TASK BRIEF:
Restate the listing below word for word, and leave its pictures behind.

DATA FOR PROCESSING:
● ● ● ● ●

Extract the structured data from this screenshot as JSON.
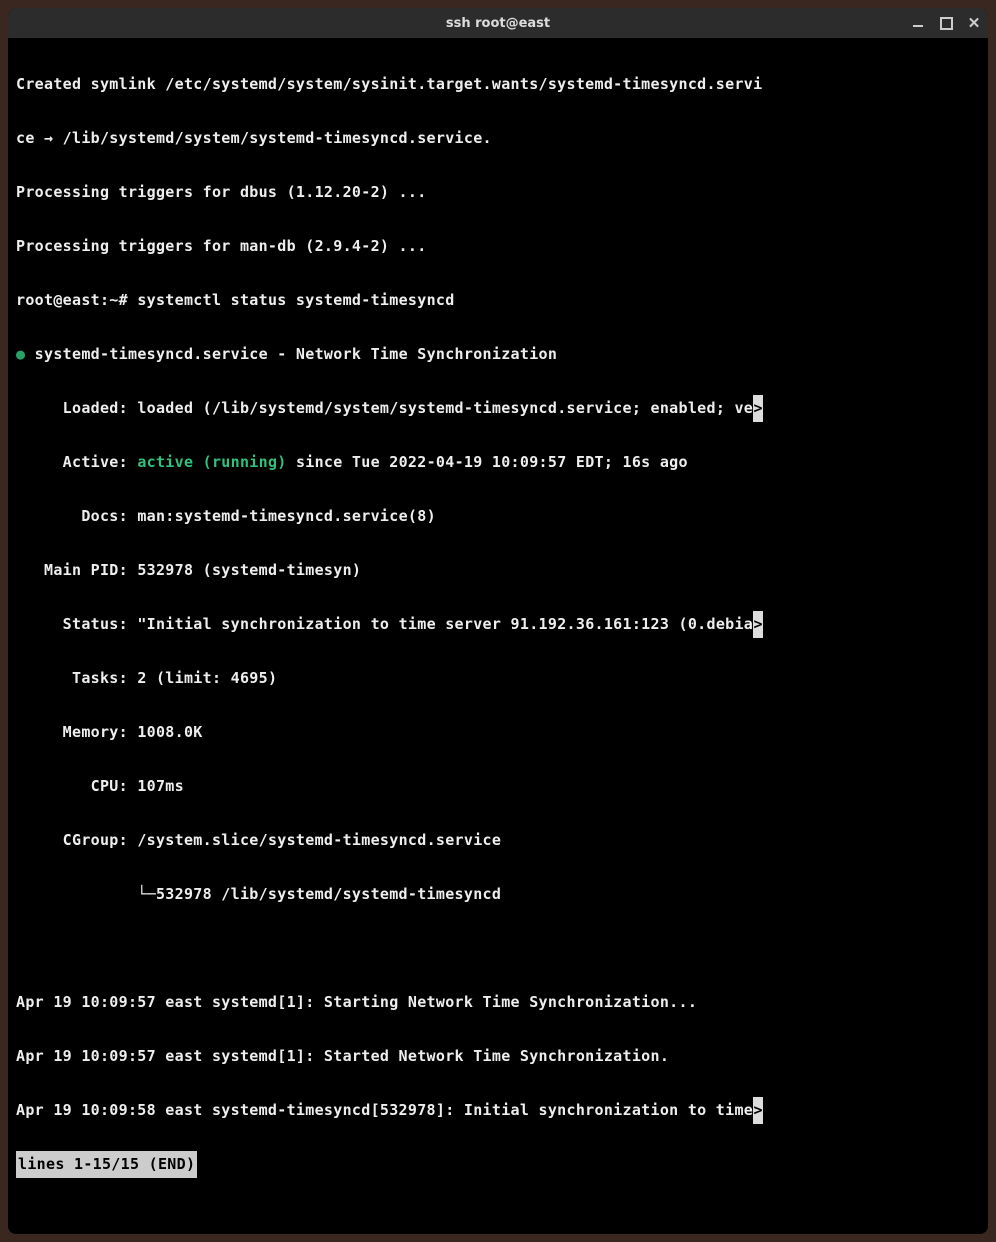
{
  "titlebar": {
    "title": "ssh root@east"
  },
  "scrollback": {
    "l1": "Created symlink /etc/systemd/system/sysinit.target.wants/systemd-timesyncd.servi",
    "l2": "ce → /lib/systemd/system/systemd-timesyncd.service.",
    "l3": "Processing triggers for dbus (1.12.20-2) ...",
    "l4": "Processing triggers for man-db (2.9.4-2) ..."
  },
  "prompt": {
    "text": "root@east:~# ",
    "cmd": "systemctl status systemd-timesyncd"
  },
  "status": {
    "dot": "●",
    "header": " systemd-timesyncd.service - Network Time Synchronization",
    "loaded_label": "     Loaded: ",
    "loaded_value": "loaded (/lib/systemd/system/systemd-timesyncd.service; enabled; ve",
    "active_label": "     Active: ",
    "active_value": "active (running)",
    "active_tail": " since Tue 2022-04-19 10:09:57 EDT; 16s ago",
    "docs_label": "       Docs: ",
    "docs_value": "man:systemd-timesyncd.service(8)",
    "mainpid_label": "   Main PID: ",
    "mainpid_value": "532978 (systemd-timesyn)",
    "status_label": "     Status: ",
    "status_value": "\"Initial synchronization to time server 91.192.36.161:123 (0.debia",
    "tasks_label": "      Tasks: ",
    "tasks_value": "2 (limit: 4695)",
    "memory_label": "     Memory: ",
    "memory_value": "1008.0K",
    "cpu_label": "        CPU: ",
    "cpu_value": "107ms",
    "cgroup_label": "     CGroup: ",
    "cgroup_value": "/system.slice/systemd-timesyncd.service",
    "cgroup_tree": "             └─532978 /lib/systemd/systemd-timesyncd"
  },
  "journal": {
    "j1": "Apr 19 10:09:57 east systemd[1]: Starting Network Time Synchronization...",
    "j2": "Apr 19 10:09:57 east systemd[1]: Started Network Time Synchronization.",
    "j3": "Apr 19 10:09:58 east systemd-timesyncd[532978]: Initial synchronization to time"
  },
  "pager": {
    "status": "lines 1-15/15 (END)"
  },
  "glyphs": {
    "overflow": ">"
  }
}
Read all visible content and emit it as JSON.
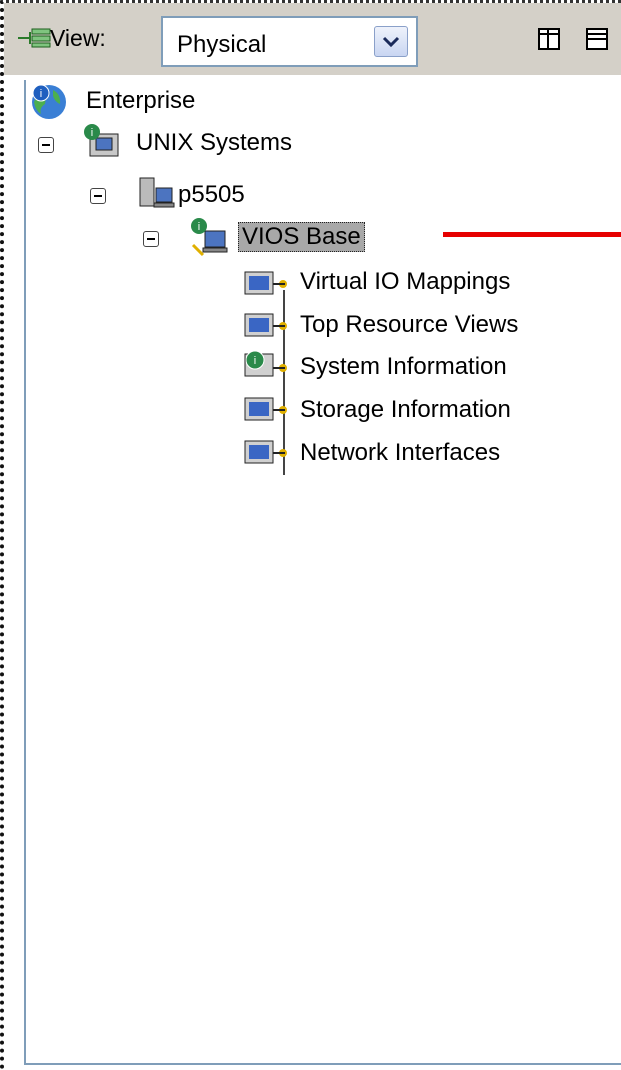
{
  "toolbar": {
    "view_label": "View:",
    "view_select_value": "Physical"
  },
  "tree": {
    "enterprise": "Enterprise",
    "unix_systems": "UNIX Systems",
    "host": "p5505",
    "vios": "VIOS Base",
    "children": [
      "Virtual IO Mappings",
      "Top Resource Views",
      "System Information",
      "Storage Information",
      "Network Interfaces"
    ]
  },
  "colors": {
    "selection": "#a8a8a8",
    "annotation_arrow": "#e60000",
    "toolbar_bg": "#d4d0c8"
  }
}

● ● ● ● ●

ANSWER:
Extract the structured data from this screenshot as JSON.
{
  "titlebar": {
    "title": "ssh root@east"
  },
  "scrollback": {
    "l1": "Created symlink /etc/systemd/system/sysinit.target.wants/systemd-timesyncd.servi",
    "l2": "ce → /lib/systemd/system/systemd-timesyncd.service.",
    "l3": "Processing triggers for dbus (1.12.20-2) ...",
    "l4": "Processing triggers for man-db (2.9.4-2) ..."
  },
  "prompt": {
    "text": "root@east:~# ",
    "cmd": "systemctl status systemd-timesyncd"
  },
  "status": {
    "dot": "●",
    "header": " systemd-timesyncd.service - Network Time Synchronization",
    "loaded_label": "     Loaded: ",
    "loaded_value": "loaded (/lib/systemd/system/systemd-timesyncd.service; enabled; ve",
    "active_label": "     Active: ",
    "active_value": "active (running)",
    "active_tail": " since Tue 2022-04-19 10:09:57 EDT; 16s ago",
    "docs_label": "       Docs: ",
    "docs_value": "man:systemd-timesyncd.service(8)",
    "mainpid_label": "   Main PID: ",
    "mainpid_value": "532978 (systemd-timesyn)",
    "status_label": "     Status: ",
    "status_value": "\"Initial synchronization to time server 91.192.36.161:123 (0.debia",
    "tasks_label": "      Tasks: ",
    "tasks_value": "2 (limit: 4695)",
    "memory_label": "     Memory: ",
    "memory_value": "1008.0K",
    "cpu_label": "        CPU: ",
    "cpu_value": "107ms",
    "cgroup_label": "     CGroup: ",
    "cgroup_value": "/system.slice/systemd-timesyncd.service",
    "cgroup_tree": "             └─532978 /lib/systemd/systemd-timesyncd"
  },
  "journal": {
    "j1": "Apr 19 10:09:57 east systemd[1]: Starting Network Time Synchronization...",
    "j2": "Apr 19 10:09:57 east systemd[1]: Started Network Time Synchronization.",
    "j3": "Apr 19 10:09:58 east systemd-timesyncd[532978]: Initial synchronization to time"
  },
  "pager": {
    "status": "lines 1-15/15 (END)"
  },
  "glyphs": {
    "overflow": ">"
  }
}
Read all visible content and emit it as JSON.
{
  "toolbar": {
    "view_label": "View:",
    "view_select_value": "Physical"
  },
  "tree": {
    "enterprise": "Enterprise",
    "unix_systems": "UNIX Systems",
    "host": "p5505",
    "vios": "VIOS Base",
    "children": [
      "Virtual IO Mappings",
      "Top Resource Views",
      "System Information",
      "Storage Information",
      "Network Interfaces"
    ]
  },
  "colors": {
    "selection": "#a8a8a8",
    "annotation_arrow": "#e60000",
    "toolbar_bg": "#d4d0c8"
  }
}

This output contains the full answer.